It’s Friday night at Kruti Dance Academy, a brightly painted studio in Norcross’s Global Mall. Work-weary parents watch, smiling, through a long window as their sons bounce and shimmy to Bollywood beats. Yes, it takes the hip-hop-esque moves popularized by Hindi cinema to bring in the boys. But it was the more traditional dance form of Bharat Natyam that recently brought Kruti national attention.
Dina Sheth (left) and daughter Shemoni Parekh
Fifteen years ago, Dina Sheth, a former microbiologist, started the academy in her basement with four students. Today her students number nearly 600, and the buzz hasn’t stopped since a team led by Sheth’s daughter, Shemoni Parekh, performed Bharat Natyam’s laser-precise postures and hastas, or hand gestures, on the latest season of America’s Got Talent. Parekh—a Georgia Tech grad who joined her mother full time as creative director in 2009—choreographed the energetic competition number. Judge Piers Morgan picked the troupe as his Wild Card, and the team of mostly high school girls in Technicolor costumes made it to national television and the final forty-eight acts. “He loved how we were showing America something different, that there’s more to Indian dance than just Bollywood,” says Parekh.
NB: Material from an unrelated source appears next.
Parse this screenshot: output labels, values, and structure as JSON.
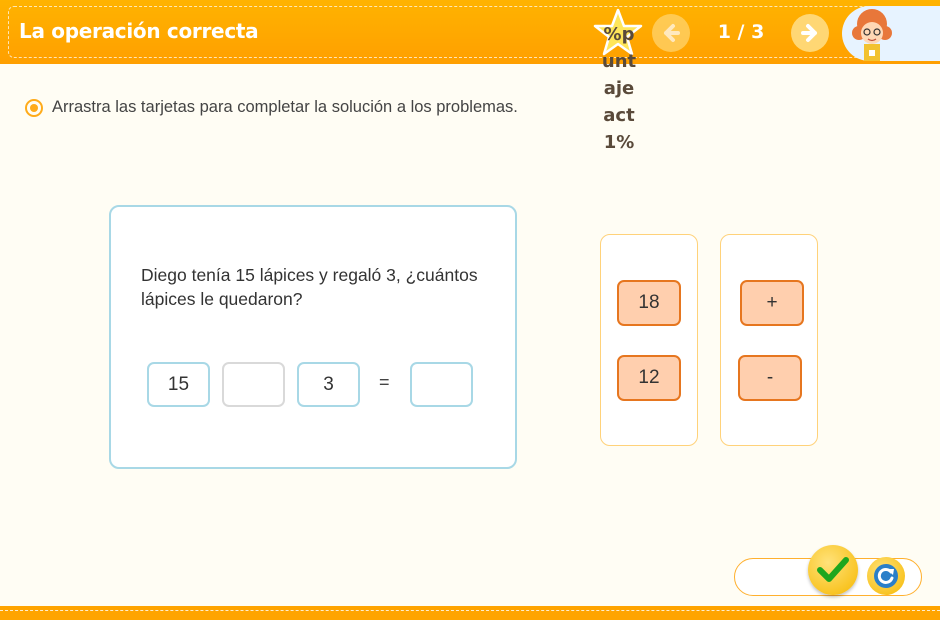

For many Kruti students, the dances have given them insight into the subcontinent culture of their parents or grandparents that they have yet to experience firsthand. “There are quite a few kids who have not been exposed to the [culture] as much who are like, ‘What am I doing here? This all looks very weird to me,’” says Sheth. “But once they get into it, they absolutely love it. It becomes a passion.”
Curious? Kruti stages an elaborate recital every spring at the Cobb Energy Performing Arts Centre.
Photograph by Kendrick Brinson